Studies have shown that a high protein intake can aid in weight loss by reducing hunger and increasing the feeling of fullness. Protein also has a higher satiety effect compared to fat or carbohydrates. Additionally, a high protein intake can boost metabolic rate, aiding in calorie burning and preserving muscle mass during weight loss.

Liver: Lower in Calories Than Other Meats

When considering the nutritional density of foods, liver stands out as one of the best options. Compared to commonly consumed muscle meats, liver is far superior in terms of nutrient content while being lower in calories.

For instance, a 3.5-ounce (100-gram) serving of sirloin steak or lamb chop contains over 200 calories. In contrast, the same amount of beef liver provides just 175 calories. Furthermore, liver surpasses both steak and lamb in terms of vitamins and minerals, making it an excellent choice for those seeking to reduce calorie intake while ensuring optimal nutrition.

Opting for nutrient-dense foods becomes crucial when aiming for a lower calorie intake without compromising essential nutrients. Liver emerges as a top contender, offering a wide array of vitamins and minerals in every bite.

Addressing Common Concerns

While liver boasts numerous health benefits, some concerns need addressing.

Cholesterol Content: Although liver contains cholesterol, it is generally not a concern for most individuals. Research has shown that dietary cholesterol does not directly cause heart disease in the majority of people. In fact, the liver produces most of the cholesterol found in the body. However, a small percentage of individuals may be more sensitive to dietary cholesterol, which can increase their blood cholesterol levels.

Toxins: It is a common misconception that liver stores toxins. On the contrary, the liver’s role is to process and detoxify substances, converting them into safe compounds for elimination from the body. Therefore, consuming liver is not a concern when it comes to toxins.

Liver and Specific Populations

While liver offers numerous health benefits, certain groups of people may need to exercise caution.

Pregnant Women: Due to its high vitamin A content, it is advisable for pregnant women to moderate their liver consumption. Excessive intake of preformed vitamin A, predominantly found in liver, has been associated with birth defects. Close monitoring and restriction of liver intake are recommended during pregnancy.
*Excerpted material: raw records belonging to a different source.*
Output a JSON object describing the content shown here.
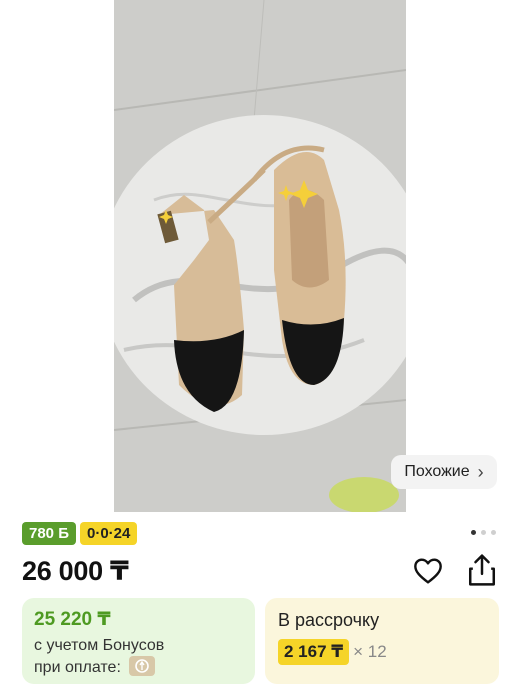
{
  "gallery": {
    "similar_label": "Похожие",
    "pager_count": 3,
    "pager_active": 1
  },
  "badges": {
    "bonus": "780 Б",
    "installment_plan": "0·0·24"
  },
  "price": "26 000 ₸",
  "bonus_card": {
    "price": "25 220 ₸",
    "line1": "с учетом Бонусов",
    "line2": "при оплате:"
  },
  "installment_card": {
    "title": "В рассрочку",
    "amount": "2 167 ₸",
    "multiplier": "× 12"
  },
  "colors": {
    "accent_green": "#5a9d2c",
    "accent_yellow": "#f5d428",
    "bonus_bg": "#e8f7df",
    "install_bg": "#fbf6dc"
  },
  "icons": [
    "chevron-right-icon",
    "heart-icon",
    "share-icon",
    "kaspi-pay-icon"
  ]
}
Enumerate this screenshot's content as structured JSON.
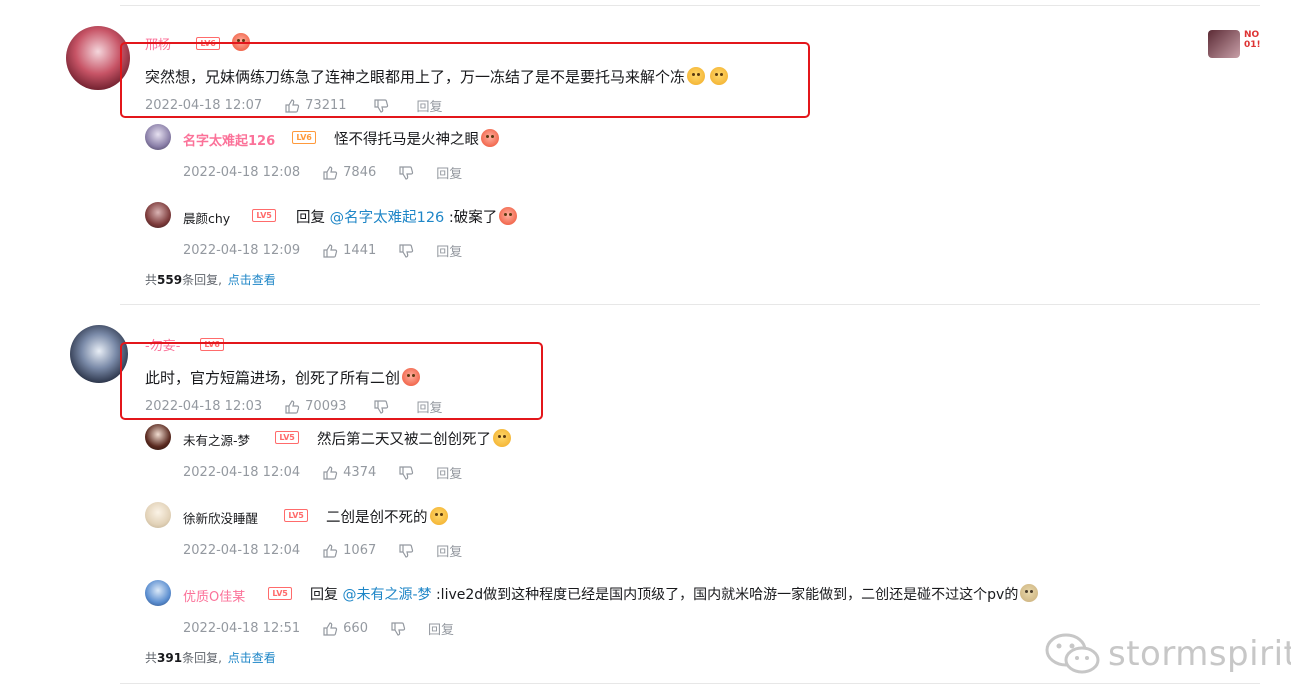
{
  "watermark": "stormspirit",
  "side_badge": "NO\n01!",
  "threads": [
    {
      "user": "邢杨",
      "level": "LV6",
      "content": "突然想，兄妹俩练刀练急了连神之眼都用上了，万一冻结了是不是要托马来解个冻",
      "time": "2022-04-18 12:07",
      "likes": "73211",
      "reply_label": "回复",
      "replies": [
        {
          "user": "名字太难起126",
          "level": "LV6",
          "prefix": "",
          "mention": "",
          "content": "怪不得托马是火神之眼",
          "time": "2022-04-18 12:08",
          "likes": "7846",
          "reply_label": "回复"
        },
        {
          "user": "晨颜chy",
          "level": "LV5",
          "prefix": "回复 ",
          "mention": "@名字太难起126",
          "content": " :破案了",
          "time": "2022-04-18 12:09",
          "likes": "1441",
          "reply_label": "回复"
        }
      ],
      "count_prefix": "共",
      "count": "559",
      "count_suffix": "条回复, ",
      "view_link": "点击查看"
    },
    {
      "user": "-勿妄-",
      "level": "LV6",
      "content": "此时，官方短篇进场，创死了所有二创",
      "time": "2022-04-18 12:03",
      "likes": "70093",
      "reply_label": "回复",
      "replies": [
        {
          "user": "未有之源-梦",
          "level": "LV5",
          "prefix": "",
          "mention": "",
          "content": "然后第二天又被二创创死了",
          "time": "2022-04-18 12:04",
          "likes": "4374",
          "reply_label": "回复"
        },
        {
          "user": "徐新欣没睡醒",
          "level": "LV5",
          "prefix": "",
          "mention": "",
          "content": "二创是创不死的",
          "time": "2022-04-18 12:04",
          "likes": "1067",
          "reply_label": "回复"
        },
        {
          "user": "优质O佳某",
          "level": "LV5",
          "prefix": "回复 ",
          "mention": "@未有之源-梦",
          "content": " :live2d做到这种程度已经是国内顶级了，国内就米哈游一家能做到，二创还是碰不过这个pv的",
          "time": "2022-04-18 12:51",
          "likes": "660",
          "reply_label": "回复"
        }
      ],
      "count_prefix": "共",
      "count": "391",
      "count_suffix": "条回复, ",
      "view_link": "点击查看"
    }
  ],
  "colors": {
    "accent_link": "#1e86c7",
    "vip_name": "#fb7299",
    "highlight_box": "#e3161b",
    "meta": "#9499a0"
  }
}
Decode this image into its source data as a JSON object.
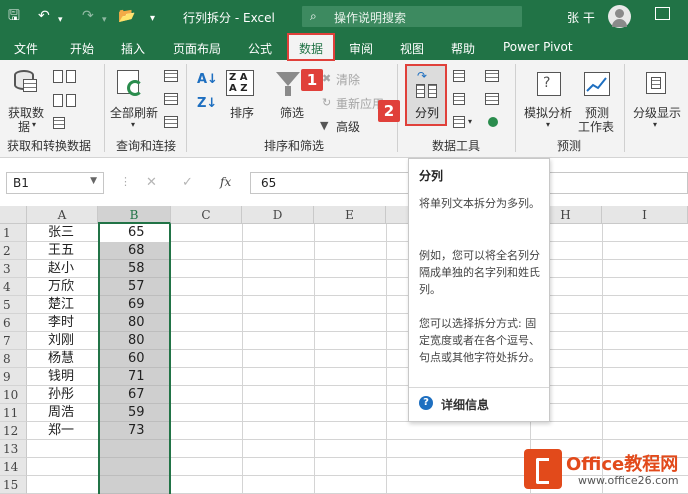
{
  "titlebar": {
    "save_icon": "save-icon",
    "filename": "行列拆分",
    "separator": "-",
    "app": "Excel",
    "search_placeholder": "操作说明搜索",
    "user": "张 干"
  },
  "tabs": [
    "文件",
    "开始",
    "插入",
    "页面布局",
    "公式",
    "数据",
    "审阅",
    "视图",
    "帮助",
    "Power Pivot"
  ],
  "active_tab": "数据",
  "ribbon": {
    "get_data_line1": "获取数",
    "get_data_line2": "据",
    "refresh_all": "全部刷新",
    "sort": "排序",
    "filter": "筛选",
    "clear": "清除",
    "reapply": "重新应用",
    "advanced": "高级",
    "text_to_columns": "分列",
    "what_if": "模拟分析",
    "forecast_line1": "预测",
    "forecast_line2": "工作表",
    "outline": "分级显示",
    "groups": {
      "get_transform": "获取和转换数据",
      "queries": "查询和连接",
      "sort_filter": "排序和筛选",
      "data_tools": "数据工具",
      "forecast": "预测"
    },
    "step1": "1",
    "step2": "2"
  },
  "formula_bar": {
    "name_box": "B1",
    "fx": "fx",
    "value": "65"
  },
  "columns": [
    "A",
    "B",
    "C",
    "D",
    "E",
    "H",
    "I"
  ],
  "rows": [
    "1",
    "2",
    "3",
    "4",
    "5",
    "6",
    "7",
    "8",
    "9",
    "10",
    "11",
    "12",
    "13",
    "14",
    "15"
  ],
  "names": [
    "张三",
    "王五",
    "赵小",
    "万欣",
    "楚江",
    "李时",
    "刘刚",
    "杨慧",
    "钱明",
    "孙彤",
    "周浩",
    "郑一"
  ],
  "scores": [
    "65",
    "68",
    "58",
    "57",
    "69",
    "80",
    "80",
    "60",
    "71",
    "67",
    "59",
    "73"
  ],
  "tooltip": {
    "title": "分列",
    "p1": "将单列文本拆分为多列。",
    "p2": "例如，您可以将全名列分隔成单独的名字列和姓氏列。",
    "p3": "您可以选择拆分方式: 固定宽度或者在各个逗号、句点或其他字符处拆分。",
    "link": "详细信息"
  },
  "watermark": {
    "brand": "Office教程网",
    "url": "www.office26.com"
  },
  "colors": {
    "excel_green": "#217346",
    "highlight_red": "#e0403a",
    "watermark_orange": "#e24a1b"
  }
}
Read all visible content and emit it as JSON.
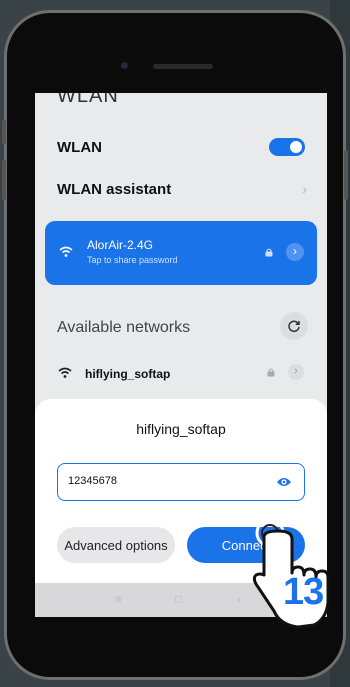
{
  "header": {
    "title_clipped": "WLAN"
  },
  "settings": {
    "wlan_label": "WLAN",
    "wlan_enabled": true,
    "assistant_label": "WLAN assistant"
  },
  "connected": {
    "ssid": "AlorAir-2.4G",
    "subtitle": "Tap to share password"
  },
  "available": {
    "heading": "Available networks",
    "networks": [
      {
        "ssid": "hiflying_softap",
        "locked": true
      }
    ]
  },
  "dialog": {
    "title": "hiflying_softap",
    "password_value": "12345678",
    "advanced_label": "Advanced options",
    "connect_label": "Connect"
  },
  "overlay": {
    "step_number": "13"
  },
  "colors": {
    "accent": "#1a73e8"
  }
}
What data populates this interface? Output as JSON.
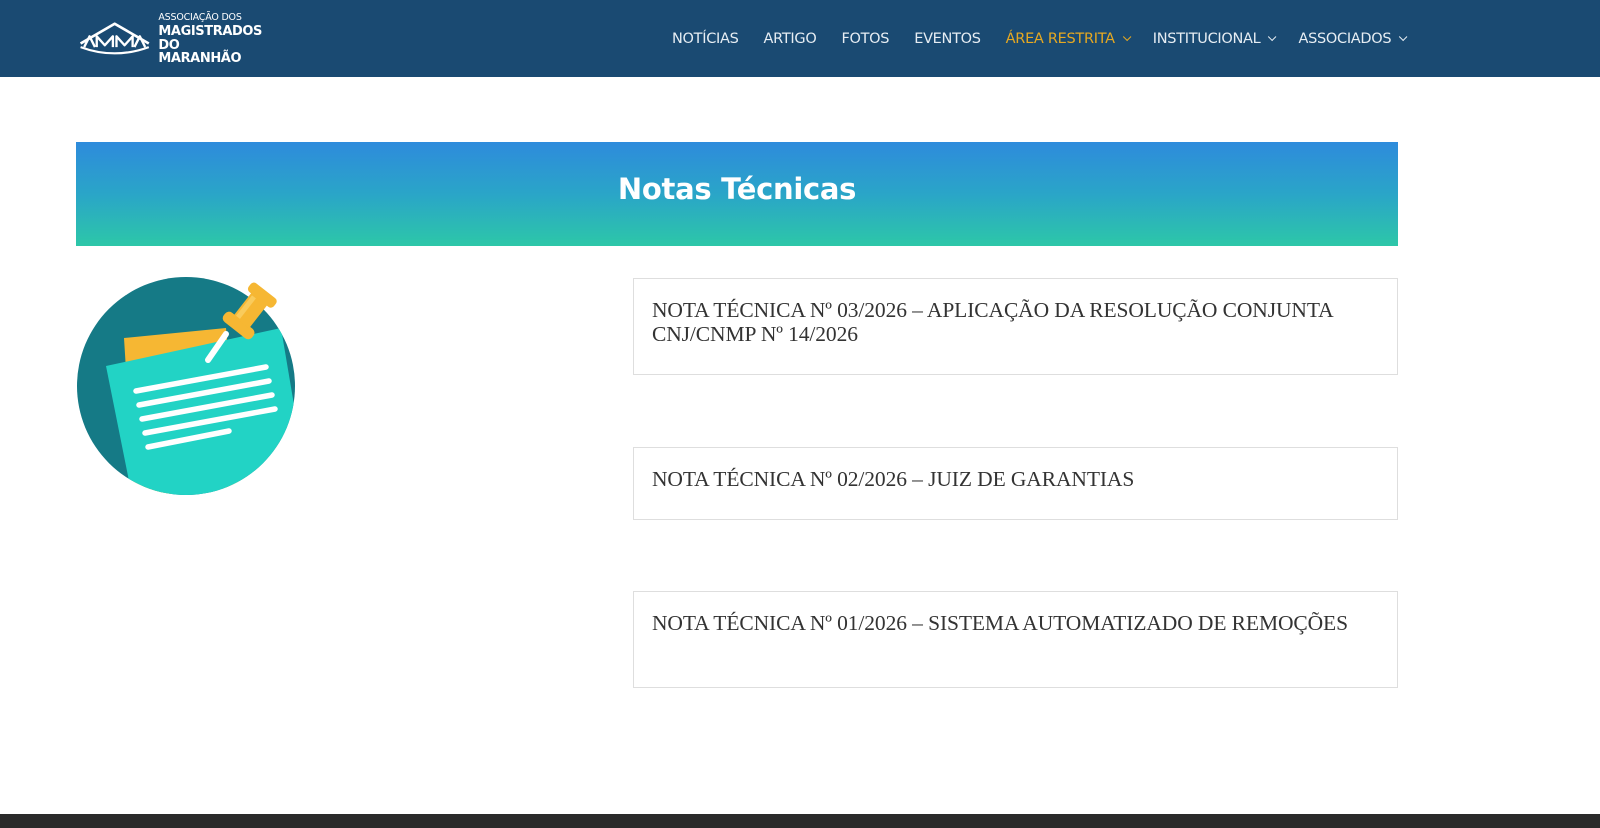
{
  "header": {
    "logo": {
      "mark": "AMMA",
      "line1": "ASSOCIAÇÃO DOS",
      "line2": "MAGISTRADOS",
      "line3": "DO MARANHÃO"
    },
    "nav": [
      {
        "label": "NOTÍCIAS",
        "has_dropdown": false
      },
      {
        "label": "ARTIGO",
        "has_dropdown": false
      },
      {
        "label": "FOTOS",
        "has_dropdown": false
      },
      {
        "label": "EVENTOS",
        "has_dropdown": false
      },
      {
        "label": "ÁREA RESTRITA",
        "has_dropdown": true,
        "active": true
      },
      {
        "label": "INSTITUCIONAL",
        "has_dropdown": true
      },
      {
        "label": "ASSOCIADOS",
        "has_dropdown": true
      }
    ]
  },
  "banner": {
    "title": "Notas Técnicas"
  },
  "illustration": {
    "icon": "pinned-note-icon"
  },
  "notes": [
    {
      "title": "NOTA TÉCNICA Nº 03/2026 – APLICAÇÃO DA RESOLUÇÃO CONJUNTA CNJ/CNMP Nº 14/2026"
    },
    {
      "title": "NOTA TÉCNICA Nº 02/2026 – JUIZ DE GARANTIAS"
    },
    {
      "title": "NOTA TÉCNICA Nº 01/2026 – SISTEMA AUTOMATIZADO DE REMOÇÕES"
    }
  ],
  "colors": {
    "header_bg": "#1a4a72",
    "nav_text": "#e6edf3",
    "nav_active": "#e6a821",
    "banner_top": "#2e8bdc",
    "banner_bottom": "#2dc7a8",
    "card_border": "#dedede",
    "footer_bg": "#2a2a2a"
  }
}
Gout Sufferers: Gout, a form of arthritis caused by elevated levels of uric acid in the blood, requires attention to dietary purine intake. Liver is relatively high in purines, which can lead to increased uric acid production. Individuals with gout should consider limiting their liver consumption, although it is important to note that dietary factors account for only a fraction of gout cases.

Delicious Ways to Incorporate Liver Into Your Diet

The unique taste of liver may be an acquired preference. If you enjoy its flavor or wish to explore it further, here are some delectable ways to include liver in your diet:

  • Pan-fried: Sauté liver with onions for a delightful dish.
  • Spaghetti Bolognese: Incorporate finely chopped or minced liver with regular ground beef, particularly using calf or chicken livers.
  • Burgers: Create nutritious burgers by combining chopped or minced liver with ground beef.
  • Seasoning: Enhance the taste of liver by adding an abundance of spices and strong flavors to mask its distinctive flavor.
  • Lamb or Calf Liver: Opt for milder-tasting lamb or calf liver as an alternative to beef liver.
  • Pre-cooking Treatment: Soaking liver in milk or lemon juice prior to cooking can help reduce its strong flavor.


In conclusion, liver is an underrated food that deserves more recognition. With its low-calorie content, high-quality protein, and an impressive array of vital nutrients, liver stands as a nutrient-dense superfood. Despite concerns about cholesterol and toxins, liver is generally safe for consumption. However, pregnant women should exercise moderation, and individuals with gout should monitor their intake. Whether you enjoy the distinct taste of liver or not, there are various delicious ways to incorporate it into your diet and reap its numerous health benefits.